We all want our kids to grow into healthy, caring, responsible adults. Summer Reading programs provide benefits like constructive use of time, building and strengthening relationships with both peers and adults in their community, and developing a positive identity and value system. And those benefits aren’t even the best part! Kids have a chance to engage with pleasure reading and all types of literacy in a fun, self-motivated environment outside of the classroom. There’s no better way to become a lifelong learner than to discover that the library has something for your personal interests, not just class assignments!

Thursday, August 7, 2008

The magic of reading to children

It's never too early to read to your kids! Research shows that reading to young children is the single most important factor in helping them get ready to become readers. When you read to your children, they are developing the early literacy skills that are the foundation for them to become readers later on.

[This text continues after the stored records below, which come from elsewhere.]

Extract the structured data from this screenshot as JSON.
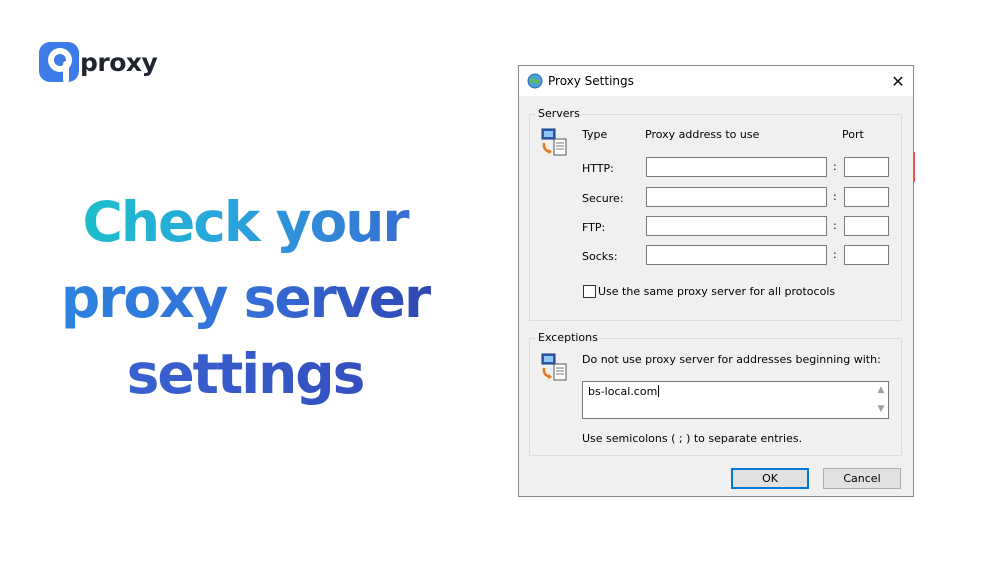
{
  "brand": {
    "logo_text": "proxy",
    "logo_icon": "proxy-logo-icon",
    "colors": {
      "logo": "#3d7be8",
      "headline_start": "#17c6c4",
      "headline_end": "#2f3fb0"
    }
  },
  "headline": {
    "line1": "Check your",
    "line2": "proxy server",
    "line3": "settings"
  },
  "dialog": {
    "title": "Proxy Settings",
    "close_glyph": "✕",
    "servers": {
      "legend": "Servers",
      "col_type": "Type",
      "col_address": "Proxy address to use",
      "col_port": "Port",
      "rows": [
        {
          "label": "HTTP:",
          "address": "",
          "port": ""
        },
        {
          "label": "Secure:",
          "address": "",
          "port": ""
        },
        {
          "label": "FTP:",
          "address": "",
          "port": ""
        },
        {
          "label": "Socks:",
          "address": "",
          "port": ""
        }
      ],
      "same_proxy_label": "Use the same proxy server for all protocols",
      "same_proxy_checked": false
    },
    "exceptions": {
      "legend": "Exceptions",
      "description": "Do not use proxy server for addresses beginning with:",
      "value": "bs-local.com",
      "hint": "Use semicolons ( ; ) to separate entries."
    },
    "buttons": {
      "ok": "OK",
      "cancel": "Cancel"
    }
  }
}
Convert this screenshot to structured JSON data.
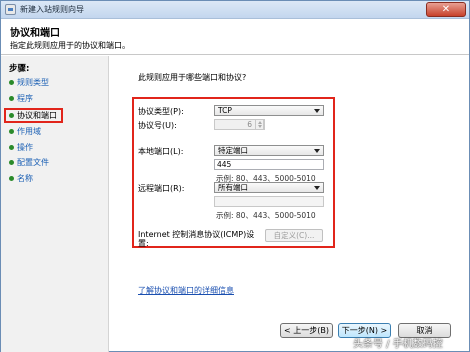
{
  "window": {
    "title": "新建入站规则向导",
    "close_symbol": "✕"
  },
  "header": {
    "title": "协议和端口",
    "subtitle": "指定此规则应用于的协议和端口。"
  },
  "sidebar": {
    "title": "步骤:",
    "items": [
      {
        "label": "规则类型",
        "active": false
      },
      {
        "label": "程序",
        "active": false
      },
      {
        "label": "协议和端口",
        "active": true
      },
      {
        "label": "作用域",
        "active": false
      },
      {
        "label": "操作",
        "active": false
      },
      {
        "label": "配置文件",
        "active": false
      },
      {
        "label": "名称",
        "active": false
      }
    ]
  },
  "main": {
    "question": "此规则应用于哪些端口和协议?",
    "protocol_type": {
      "label": "协议类型(P):",
      "value": "TCP"
    },
    "protocol_number": {
      "label": "协议号(U):",
      "value": "6"
    },
    "local_port": {
      "label": "本地端口(L):",
      "value": "特定端口",
      "input_value": "445",
      "example": "示例: 80、443、5000-5010"
    },
    "remote_port": {
      "label": "远程端口(R):",
      "value": "所有端口",
      "input_value": "",
      "example": "示例: 80、443、5000-5010"
    },
    "icmp": {
      "label_line1": "Internet 控制消息协议(ICMP)设",
      "label_line2": "置:",
      "button": "自定义(C)..."
    },
    "help_link": "了解协议和端口的详细信息"
  },
  "footer": {
    "back": "< 上一步(B)",
    "next": "下一步(N) >",
    "cancel": "取消"
  },
  "watermark": "头条号 / 手机数码控",
  "colors": {
    "highlight_red": "#e1251b",
    "link_blue": "#1a4fb0",
    "step_dot_green": "#2a8a2a"
  }
}
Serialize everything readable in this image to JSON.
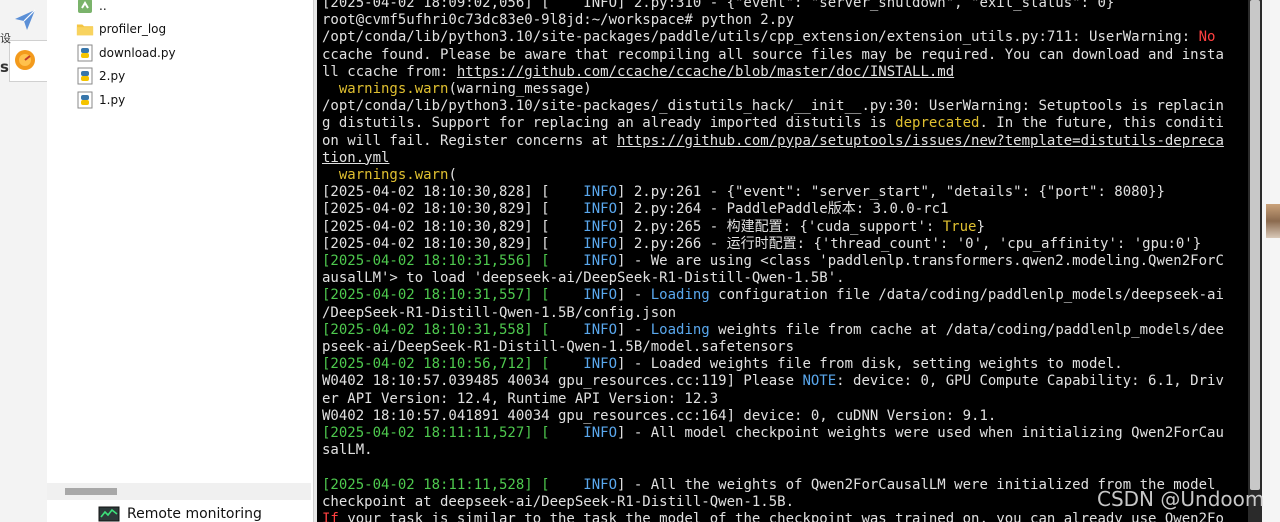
{
  "sidebar": {
    "glyphs": [
      "设",
      "s"
    ]
  },
  "file_tree": {
    "items": [
      {
        "name": "..",
        "kind": "parent"
      },
      {
        "name": "profiler_log",
        "kind": "folder"
      },
      {
        "name": "download.py",
        "kind": "python"
      },
      {
        "name": "2.py",
        "kind": "python"
      },
      {
        "name": "1.py",
        "kind": "python"
      }
    ]
  },
  "bottom_panel": {
    "label": "Remote monitoring"
  },
  "terminal": {
    "lines": [
      [
        {
          "t": "[2025-04-02 18:09:02,056] [    INFO] 2.py:310 - {\"event\": \"server_shutdown\", \"exit_status\": 0}"
        }
      ],
      [
        {
          "t": "root@cvmf5ufhri0c73dc83e0-9l8jd:~/workspace# python 2.py"
        }
      ],
      [
        {
          "t": "/opt/conda/lib/python3.10/site-packages/paddle/utils/cpp_extension/extension_utils.py:711: UserWarning: "
        },
        {
          "t": "No",
          "c": "r"
        }
      ],
      [
        {
          "t": "ccache found. Please be aware that recompiling all source files may be required. You can download and insta"
        }
      ],
      [
        {
          "t": "ll ccache from: "
        },
        {
          "t": "https://github.com/ccache/ccache/blob/master/doc/INSTALL.md",
          "c": "u"
        }
      ],
      [
        {
          "t": "  "
        },
        {
          "t": "warnings.warn",
          "c": "y"
        },
        {
          "t": "(warning_message)"
        }
      ],
      [
        {
          "t": "/opt/conda/lib/python3.10/site-packages/_distutils_hack/__init__.py:30: UserWarning: Setuptools is replacin"
        }
      ],
      [
        {
          "t": "g distutils. Support for replacing an already imported distutils is "
        },
        {
          "t": "deprecated",
          "c": "y"
        },
        {
          "t": ". In the future, this conditi"
        }
      ],
      [
        {
          "t": "on will fail. Register concerns at "
        },
        {
          "t": "https://github.com/pypa/setuptools/issues/new?template=distutils-depreca",
          "c": "u"
        }
      ],
      [
        {
          "t": "tion.yml",
          "c": "u"
        }
      ],
      [
        {
          "t": "  "
        },
        {
          "t": "warnings.warn",
          "c": "y"
        },
        {
          "t": "("
        }
      ],
      [
        {
          "t": "[2025-04-02 18:10:30,828] [    "
        },
        {
          "t": "INFO",
          "c": "c"
        },
        {
          "t": "] 2.py:261 - {\"event\": \"server_start\", \"details\": {\"port\": 8080}}"
        }
      ],
      [
        {
          "t": "[2025-04-02 18:10:30,829] [    "
        },
        {
          "t": "INFO",
          "c": "c"
        },
        {
          "t": "] 2.py:264 - PaddlePaddle版本: 3.0.0-rc1"
        }
      ],
      [
        {
          "t": "[2025-04-02 18:10:30,829] [    "
        },
        {
          "t": "INFO",
          "c": "c"
        },
        {
          "t": "] 2.py:265 - 构建配置: {'cuda_support': "
        },
        {
          "t": "True",
          "c": "y"
        },
        {
          "t": "}"
        }
      ],
      [
        {
          "t": "[2025-04-02 18:10:30,829] [    "
        },
        {
          "t": "INFO",
          "c": "c"
        },
        {
          "t": "] 2.py:266 - 运行时配置: {'thread_count': '0', 'cpu_affinity': 'gpu:0'}"
        }
      ],
      [
        {
          "t": "[2025-04-02 18:10:31,556] [",
          "c": "g"
        },
        {
          "t": "    "
        },
        {
          "t": "INFO",
          "c": "c"
        },
        {
          "t": "] - We are using <class 'paddlenlp.transformers.qwen2.modeling.Qwen2ForC"
        }
      ],
      [
        {
          "t": "ausalLM'> to load 'deepseek-ai/DeepSeek-R1-Distill-Qwen-1.5B'."
        }
      ],
      [
        {
          "t": "[2025-04-02 18:10:31,557] [",
          "c": "g"
        },
        {
          "t": "    "
        },
        {
          "t": "INFO",
          "c": "c"
        },
        {
          "t": "] - "
        },
        {
          "t": "Loading",
          "c": "c"
        },
        {
          "t": " configuration file /data/coding/paddlenlp_models/deepseek-ai"
        }
      ],
      [
        {
          "t": "/DeepSeek-R1-Distill-Qwen-1.5B/config.json"
        }
      ],
      [
        {
          "t": "[2025-04-02 18:10:31,558] [",
          "c": "g"
        },
        {
          "t": "    "
        },
        {
          "t": "INFO",
          "c": "c"
        },
        {
          "t": "] - "
        },
        {
          "t": "Loading",
          "c": "c"
        },
        {
          "t": " weights file from cache at /data/coding/paddlenlp_models/dee"
        }
      ],
      [
        {
          "t": "pseek-ai/DeepSeek-R1-Distill-Qwen-1.5B/model.safetensors"
        }
      ],
      [
        {
          "t": "[2025-04-02 18:10:56,712] [",
          "c": "g"
        },
        {
          "t": "    "
        },
        {
          "t": "INFO",
          "c": "c"
        },
        {
          "t": "] - Loaded weights file from disk, setting weights to model."
        }
      ],
      [
        {
          "t": "W0402 18:10:57.039485 40034 gpu_resources.cc:119] Please "
        },
        {
          "t": "NOTE",
          "c": "c"
        },
        {
          "t": ": device: 0, GPU Compute Capability: 6.1, Driv"
        }
      ],
      [
        {
          "t": "er API Version: 12.4, Runtime API Version: 12.3"
        }
      ],
      [
        {
          "t": "W0402 18:10:57.041891 40034 gpu_resources.cc:164] device: 0, cuDNN Version: 9.1."
        }
      ],
      [
        {
          "t": "[2025-04-02 18:11:11,527] [",
          "c": "g"
        },
        {
          "t": "    "
        },
        {
          "t": "INFO",
          "c": "c"
        },
        {
          "t": "] - All model checkpoint weights were used when initializing Qwen2ForCau"
        }
      ],
      [
        {
          "t": "salLM."
        }
      ],
      [
        {
          "t": ""
        }
      ],
      [
        {
          "t": "[2025-04-02 18:11:11,528] [",
          "c": "g"
        },
        {
          "t": "    "
        },
        {
          "t": "INFO",
          "c": "c"
        },
        {
          "t": "] - All the weights of Qwen2ForCausalLM were initialized from the model"
        }
      ],
      [
        {
          "t": "checkpoint at deepseek-ai/DeepSeek-R1-Distill-Qwen-1.5B."
        }
      ],
      [
        {
          "t": "If",
          "c": "r"
        },
        {
          "t": " your task is similar to the task the model of the checkpoint was trained on, you can already use Qwen2Fo"
        }
      ]
    ]
  },
  "watermark": "CSDN @Undoom"
}
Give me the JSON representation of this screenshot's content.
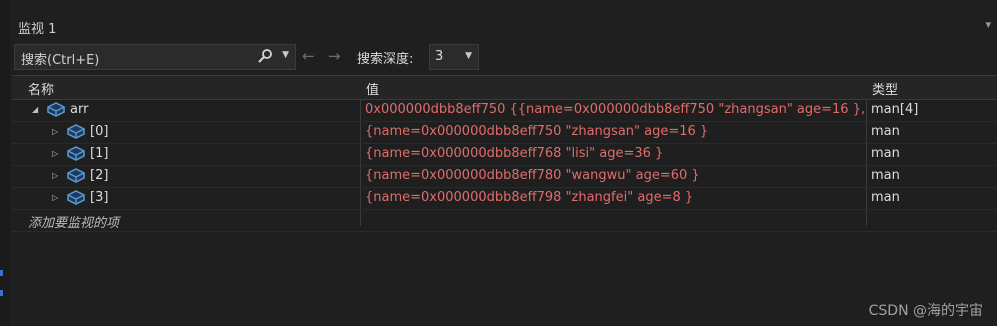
{
  "window": {
    "title": "监视 1",
    "menu_glyph": "▾"
  },
  "toolbar": {
    "search_placeholder": "搜索(Ctrl+E)",
    "search_icon": "search-icon",
    "back_glyph": "←",
    "forward_glyph": "→",
    "depth_label": "搜索深度:",
    "depth_value": "3"
  },
  "columns": {
    "name": "名称",
    "value": "值",
    "type": "类型"
  },
  "rows": [
    {
      "name": "arr",
      "value": "0x000000dbb8eff750 {{name=0x000000dbb8eff750 \"zhangsan\" age=16 }, ...",
      "type": "man[4]",
      "expanded": true,
      "level": 0
    },
    {
      "name": "[0]",
      "value": "{name=0x000000dbb8eff750 \"zhangsan\" age=16 }",
      "type": "man",
      "expanded": false,
      "level": 1
    },
    {
      "name": "[1]",
      "value": "{name=0x000000dbb8eff768 \"lisi\" age=36 }",
      "type": "man",
      "expanded": false,
      "level": 1
    },
    {
      "name": "[2]",
      "value": "{name=0x000000dbb8eff780 \"wangwu\" age=60 }",
      "type": "man",
      "expanded": false,
      "level": 1
    },
    {
      "name": "[3]",
      "value": "{name=0x000000dbb8eff798 \"zhangfei\" age=8 }",
      "type": "man",
      "expanded": false,
      "level": 1
    }
  ],
  "add_watch_label": "添加要监视的项",
  "watermark": "CSDN @海的宇宙",
  "colors": {
    "background": "#1f1f1f",
    "value_text": "#e06c6c",
    "icon_blue": "#5b9bd5"
  }
}
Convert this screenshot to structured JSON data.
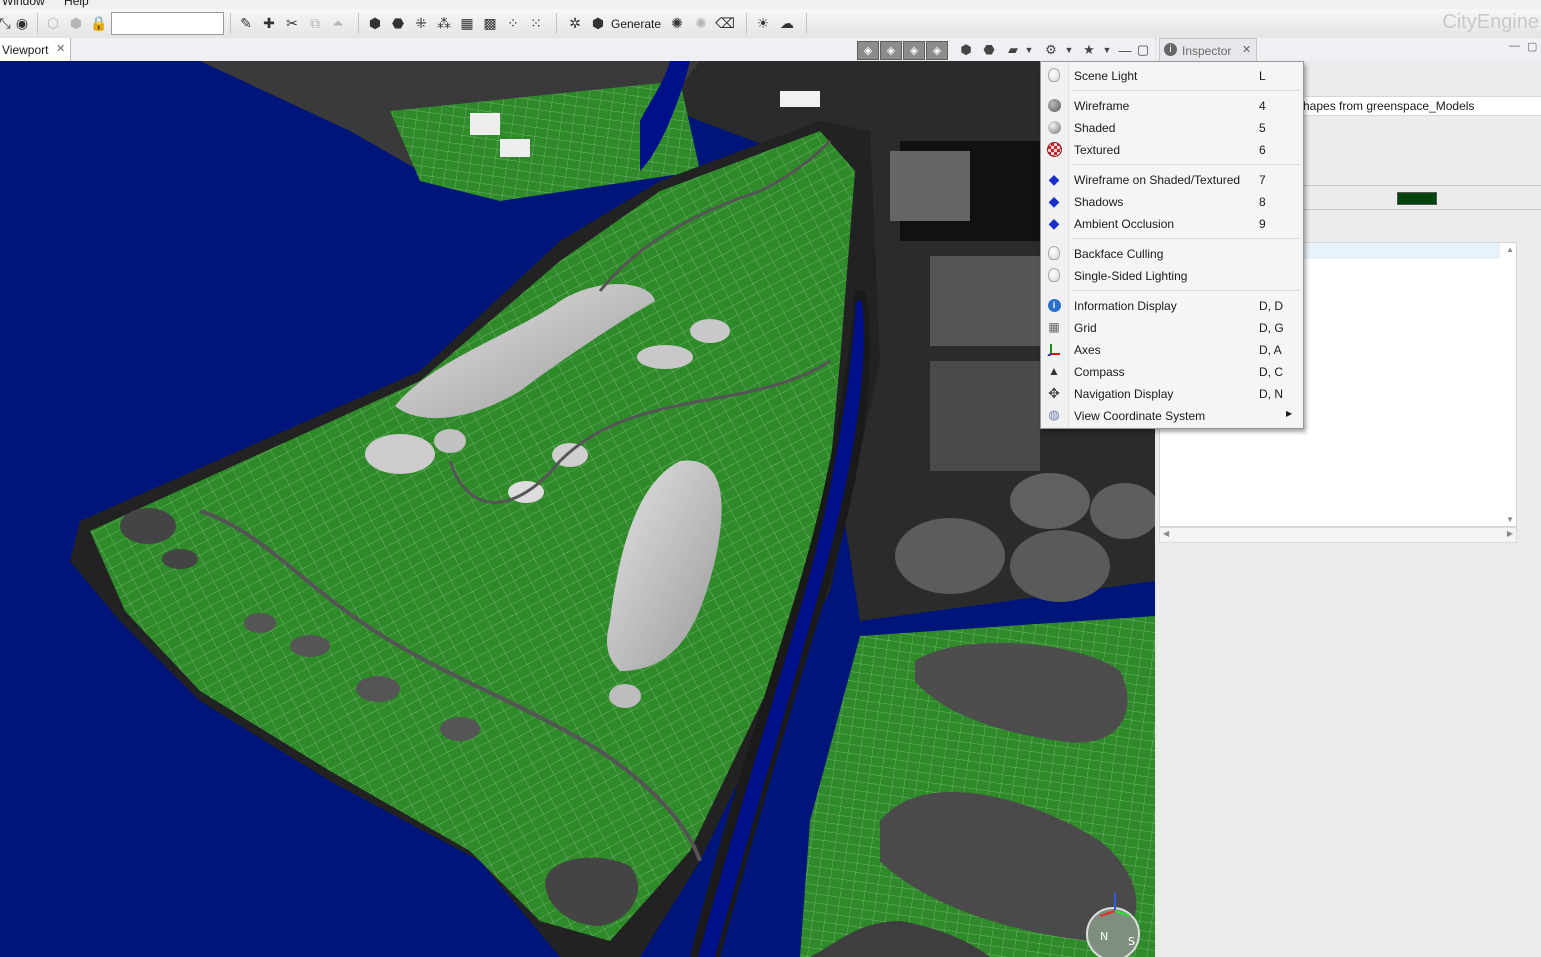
{
  "menubar": {
    "items": [
      "Window",
      "Help"
    ]
  },
  "toolbar": {
    "generate_label": "Generate",
    "search_value": ""
  },
  "brand": "CityEngine",
  "viewport": {
    "tab_label": "Viewport"
  },
  "inspector": {
    "tab_label": "Inspector",
    "field_value": "hapes from greenspace_Models",
    "swatch_color": "#00440f"
  },
  "menu": {
    "items": [
      {
        "label": "Scene Light",
        "accel": "L",
        "icon": "bulb-icon"
      },
      {
        "label": "Wireframe",
        "accel": "4",
        "icon": "gray-sphere-icon"
      },
      {
        "label": "Shaded",
        "accel": "5",
        "icon": "shaded-sphere-icon"
      },
      {
        "label": "Textured",
        "accel": "6",
        "icon": "textured-sphere-icon"
      },
      {
        "label": "Wireframe on Shaded/Textured",
        "accel": "7",
        "icon": "blue-cube-icon"
      },
      {
        "label": "Shadows",
        "accel": "8",
        "icon": "blue-cube-icon"
      },
      {
        "label": "Ambient Occlusion",
        "accel": "9",
        "icon": "blue-cube-icon"
      },
      {
        "label": "Backface Culling",
        "accel": "",
        "icon": "bulb-icon"
      },
      {
        "label": "Single-Sided Lighting",
        "accel": "",
        "icon": "bulb-icon"
      },
      {
        "label": "Information Display",
        "accel": "D, D",
        "icon": "info-icon"
      },
      {
        "label": "Grid",
        "accel": "D, G",
        "icon": "grid-icon"
      },
      {
        "label": "Axes",
        "accel": "D, A",
        "icon": "axes-icon"
      },
      {
        "label": "Compass",
        "accel": "D, C",
        "icon": "compass-icon"
      },
      {
        "label": "Navigation Display",
        "accel": "D, N",
        "icon": "navigation-icon"
      },
      {
        "label": "View Coordinate System",
        "accel": "",
        "icon": "globe-icon",
        "submenu": true
      }
    ]
  },
  "colors": {
    "water": "#00157a",
    "terrain": "#2f8a2a",
    "menu_bg": "#f5f5f5"
  }
}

Early literacy is what children know about reading and writing before they can actually read or write. Talk + Sing + Read = early literacy.

In tandem with the American Library Association, the libraries of Washington County and Washington County Cooperative Library Services (WCCLS) are offering information about helping your child get ready to learn to read. Ask your library's staff about the Every Child Ready to Read (or Cada Niño Listo para Leer) brochures. Each brochure talks about the six pre-reading skills that kids must know in order to learn to read. And each brochure comes with a reading list identifying books (available at the library!) that support particular skills for that age group. More information and more book lists are available on our website at Ready to Read! Some libraries offer early literacy classes for parents, where you can discover more ideas to help your child get ready to read. Ask about early literacy at your library!

How do babies, toddlers, and preschoolers get ready to become readers? By reading, talking, and singing with their parents! Have fun together!

La magia de leer a los niños

¡Nunca es demasiado temprano para leerles a sus niños! Estudios indican que leer con sus niños es el factor más importante en ayudarlos a prepararse para leer. Cuando usted lee a sus niños, ellos están desarrollando las destrezas de alfabetización temprana que es la base para que más adelante puedan convertirse en lectores.

La alfabetización temprana es lo que los niños conocen acerca de leer y escribir mucho antes de que realmente ellos lean y escriban. Hablar + Cantar + Leer = alfabetización temprana.

Junto a la Asociación Americana de Bibliotecas (ALA, por sus siglas en inglés), las bibliotecas del Condado de Washington y Washington County Cooperative Library Services (WCCLS) están ofreciendo información sobre como ayudar a su hijo/a estar listo para aprender a leer. Pregunte en la biblioteca por los folletos de Cada Niño Listo para Leer (o Every Child Ready to Read). Cada folleto habla acerca de las seis destrezas de pre-lectura que los niños deben conocer para que puedan aprender a leer. Además, cada folleto contiene una lista de lectura que muestra libros (¡disponibles en la biblioteca!) que apoyan cada una de las destrezas para cada grupo por edad.

Los folletos están divididos por edad en tres grupos:

Más información y más listas de libros están disponibles en nuestra página WEB en ¡Cada Niño Listo para Leer! Algunas bibliotecas ofrecen clases para padres en donde usted puede aprender más ideas de cómo ayudar a su hijo/a para estar listo/a para leer. ¡Pregunte sobre alfabetización temprana en su biblioteca!

¿Cómo se preparan para ser lectores los bebés, caminadores y preescolares? ¡Leyendo, conversando y cantando con sus padres! ¡Divirtiéndose juntos!